When one has a week or two like I’ve had (one son with a high fever, another son with mild fever, double ear infections, and viral rash, and a husband with strep and Adenovirus 19), it’s ridiculously easy to feel sorry for yourself. Poor me. I haven’t slept in weeks. I can’t focus on anything because I’m so tired. Then I remember that just two years ago, I was sitting in a fertility clinic scared that I’d never get pregnant. These germy, snotty, whiny people are the biggest blessings I’ve ever had. Boogers and all.
It took me until my 30s, but I’ve finally learned that what separates the happy from the miserable is the ability to count your blessings. I know that sounds silly and simple, but I have actually tested this theory (against my will).
Ten years ago I had perspective forced on me in a big, big way. I had ten months of uninterrupted disaster:
- My ex husband asks for a divorce the day before Thanksgiving.
- I get to share the news of the divorce with my family at the holidays. Merry Christmas!
- I lose my job.
- We file for divorce. On Valentine’s Day.
- I shop around for moving companies to get me back home to Maryland. I do my research, and carefully select the one that will make my life a living hell for the next three months.
- I battle the evil moving company. They are holding my belongings hostage while they extort me for more money (which I don’t have and wouldn’t pay if I did). I use my time and unemployment checks to find my things and get them back. I sleep on the floor because I have no bed. I wear the same seven outfits over and over, because those are the only clothes that were not on the moving van. I stay up all night Googling legal and not so legal ways to crush the evil movers and get my stuff back. FBI tells me it is an organized crime ring funneling their illicit moving money to anti-Palestinian efforts in Israel. Of course it is.
- I get the paperwork that my divorce is final. On my birthday.
- Success! Get my things back and evil movers are arrested. I cannot savor the victory for long, because the next day my ex husband calls to tell me that he’s getting married. And that he’s kicking me off his medical insurance to put the new wife on.
- The following week my car window is smashed and the contents of my glove compartment are stolen: 25 cents and an old pair of headphones.
So there I sat: no job, no husband, no worldly possessions, no health insurance, busted car window. After awhile (and many margaritas with girlfriends), I saw it as a gift. I could see what remained. I have an incredible, supportive, fun family. Not only do we love each other, we like each other — a rarity in this world. In fact, having this awesome family is way more than most people have. I’m incredibly lucky. My family and good friends gave me the strength to start over.
Life can really kick you around. If you can blow sunshine up your own skirt, dust yourself off and keep walking, you’re golden. I’m working on an awesome little family of my own now. I think one of the most valuable skills I can give my boys the gift of resilience. If I can do that, I will consider my mothering a success.

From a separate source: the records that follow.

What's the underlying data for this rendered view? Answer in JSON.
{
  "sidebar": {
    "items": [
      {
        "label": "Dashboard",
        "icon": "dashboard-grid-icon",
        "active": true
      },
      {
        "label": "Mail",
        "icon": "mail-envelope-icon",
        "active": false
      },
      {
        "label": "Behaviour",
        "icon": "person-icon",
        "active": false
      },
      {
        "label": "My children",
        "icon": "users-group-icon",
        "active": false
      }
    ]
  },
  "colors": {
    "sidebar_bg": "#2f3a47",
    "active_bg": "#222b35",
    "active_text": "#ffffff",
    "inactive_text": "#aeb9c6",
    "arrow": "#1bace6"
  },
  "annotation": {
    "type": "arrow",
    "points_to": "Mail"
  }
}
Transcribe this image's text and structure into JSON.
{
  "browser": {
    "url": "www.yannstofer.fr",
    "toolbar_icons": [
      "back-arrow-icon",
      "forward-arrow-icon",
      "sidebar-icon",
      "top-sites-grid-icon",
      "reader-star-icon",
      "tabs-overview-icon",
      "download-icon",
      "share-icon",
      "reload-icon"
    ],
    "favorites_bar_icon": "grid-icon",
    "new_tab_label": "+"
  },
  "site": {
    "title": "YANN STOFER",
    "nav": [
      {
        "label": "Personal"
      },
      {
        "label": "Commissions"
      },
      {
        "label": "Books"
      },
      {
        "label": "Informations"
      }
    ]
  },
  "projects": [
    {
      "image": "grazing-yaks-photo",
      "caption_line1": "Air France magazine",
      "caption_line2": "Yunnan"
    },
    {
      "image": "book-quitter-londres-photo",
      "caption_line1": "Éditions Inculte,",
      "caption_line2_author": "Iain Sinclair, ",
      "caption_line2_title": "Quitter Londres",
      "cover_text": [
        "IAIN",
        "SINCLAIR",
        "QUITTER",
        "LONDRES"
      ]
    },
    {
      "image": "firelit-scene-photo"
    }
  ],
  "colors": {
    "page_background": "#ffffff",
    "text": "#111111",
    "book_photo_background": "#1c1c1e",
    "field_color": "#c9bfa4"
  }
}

If you have trouble finding your sunshine today, I heartily recommend Patty Griffin. This is a love song she wrote for her dog. How can that not make you smile?